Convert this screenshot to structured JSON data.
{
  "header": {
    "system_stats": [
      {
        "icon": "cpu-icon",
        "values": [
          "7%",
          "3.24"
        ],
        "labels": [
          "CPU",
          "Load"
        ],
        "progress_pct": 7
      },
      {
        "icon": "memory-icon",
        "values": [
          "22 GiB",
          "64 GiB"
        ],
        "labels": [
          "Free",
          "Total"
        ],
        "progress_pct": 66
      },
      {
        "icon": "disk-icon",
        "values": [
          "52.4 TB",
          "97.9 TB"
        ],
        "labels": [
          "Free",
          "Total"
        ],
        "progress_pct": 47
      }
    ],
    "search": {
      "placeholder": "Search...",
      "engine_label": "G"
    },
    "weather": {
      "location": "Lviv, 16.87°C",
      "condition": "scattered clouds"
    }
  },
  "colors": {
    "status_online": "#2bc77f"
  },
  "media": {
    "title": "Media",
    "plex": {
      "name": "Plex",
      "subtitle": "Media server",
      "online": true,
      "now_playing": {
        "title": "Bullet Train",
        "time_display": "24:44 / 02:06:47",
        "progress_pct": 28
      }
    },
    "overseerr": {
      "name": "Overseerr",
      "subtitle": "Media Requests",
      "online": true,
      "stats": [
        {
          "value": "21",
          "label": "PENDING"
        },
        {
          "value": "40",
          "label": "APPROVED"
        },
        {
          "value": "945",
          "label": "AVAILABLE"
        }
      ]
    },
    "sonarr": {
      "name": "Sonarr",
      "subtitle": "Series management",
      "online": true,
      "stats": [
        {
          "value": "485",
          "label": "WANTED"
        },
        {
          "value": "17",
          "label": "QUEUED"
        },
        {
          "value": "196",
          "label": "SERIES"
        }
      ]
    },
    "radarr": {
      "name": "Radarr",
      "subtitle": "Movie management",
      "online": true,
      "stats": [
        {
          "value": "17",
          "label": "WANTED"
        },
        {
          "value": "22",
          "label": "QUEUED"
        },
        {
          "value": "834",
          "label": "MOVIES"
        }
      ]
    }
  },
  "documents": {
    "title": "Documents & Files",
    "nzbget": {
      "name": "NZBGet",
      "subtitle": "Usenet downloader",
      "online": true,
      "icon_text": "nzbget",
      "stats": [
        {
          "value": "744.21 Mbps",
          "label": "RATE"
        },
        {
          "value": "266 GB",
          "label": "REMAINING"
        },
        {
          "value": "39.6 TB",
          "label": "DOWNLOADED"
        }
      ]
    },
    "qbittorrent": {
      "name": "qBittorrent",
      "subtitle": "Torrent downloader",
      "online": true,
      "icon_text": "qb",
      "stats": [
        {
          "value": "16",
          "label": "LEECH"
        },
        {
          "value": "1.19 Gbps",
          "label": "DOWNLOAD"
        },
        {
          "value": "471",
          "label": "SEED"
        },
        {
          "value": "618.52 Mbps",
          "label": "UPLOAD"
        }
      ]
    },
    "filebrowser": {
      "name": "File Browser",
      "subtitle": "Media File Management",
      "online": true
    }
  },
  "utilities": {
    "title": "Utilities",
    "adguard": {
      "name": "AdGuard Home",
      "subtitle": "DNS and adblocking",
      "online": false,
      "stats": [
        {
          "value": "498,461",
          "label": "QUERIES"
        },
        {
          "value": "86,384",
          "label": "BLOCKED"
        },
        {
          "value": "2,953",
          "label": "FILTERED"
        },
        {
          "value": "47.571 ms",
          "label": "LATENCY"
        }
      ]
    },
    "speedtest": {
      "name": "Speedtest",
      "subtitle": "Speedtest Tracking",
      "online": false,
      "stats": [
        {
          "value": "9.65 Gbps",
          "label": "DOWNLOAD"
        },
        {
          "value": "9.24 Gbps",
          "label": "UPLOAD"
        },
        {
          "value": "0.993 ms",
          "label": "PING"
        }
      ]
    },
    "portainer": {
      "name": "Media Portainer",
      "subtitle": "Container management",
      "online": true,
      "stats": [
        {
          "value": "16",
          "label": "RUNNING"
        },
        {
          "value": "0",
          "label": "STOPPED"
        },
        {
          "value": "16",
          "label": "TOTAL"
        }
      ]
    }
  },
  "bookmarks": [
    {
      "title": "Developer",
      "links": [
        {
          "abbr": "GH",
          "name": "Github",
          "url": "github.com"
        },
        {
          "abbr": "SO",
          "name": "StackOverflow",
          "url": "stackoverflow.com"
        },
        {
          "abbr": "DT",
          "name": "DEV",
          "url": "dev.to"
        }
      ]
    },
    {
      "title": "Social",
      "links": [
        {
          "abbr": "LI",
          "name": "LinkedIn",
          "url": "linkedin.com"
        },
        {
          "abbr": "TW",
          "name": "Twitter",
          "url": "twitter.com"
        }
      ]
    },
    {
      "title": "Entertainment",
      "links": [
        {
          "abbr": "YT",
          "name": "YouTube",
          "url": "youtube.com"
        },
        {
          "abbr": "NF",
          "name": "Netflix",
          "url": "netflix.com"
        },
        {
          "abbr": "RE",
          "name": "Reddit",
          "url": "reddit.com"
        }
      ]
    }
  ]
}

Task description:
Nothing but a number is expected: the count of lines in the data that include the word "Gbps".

Answer to this problem:
3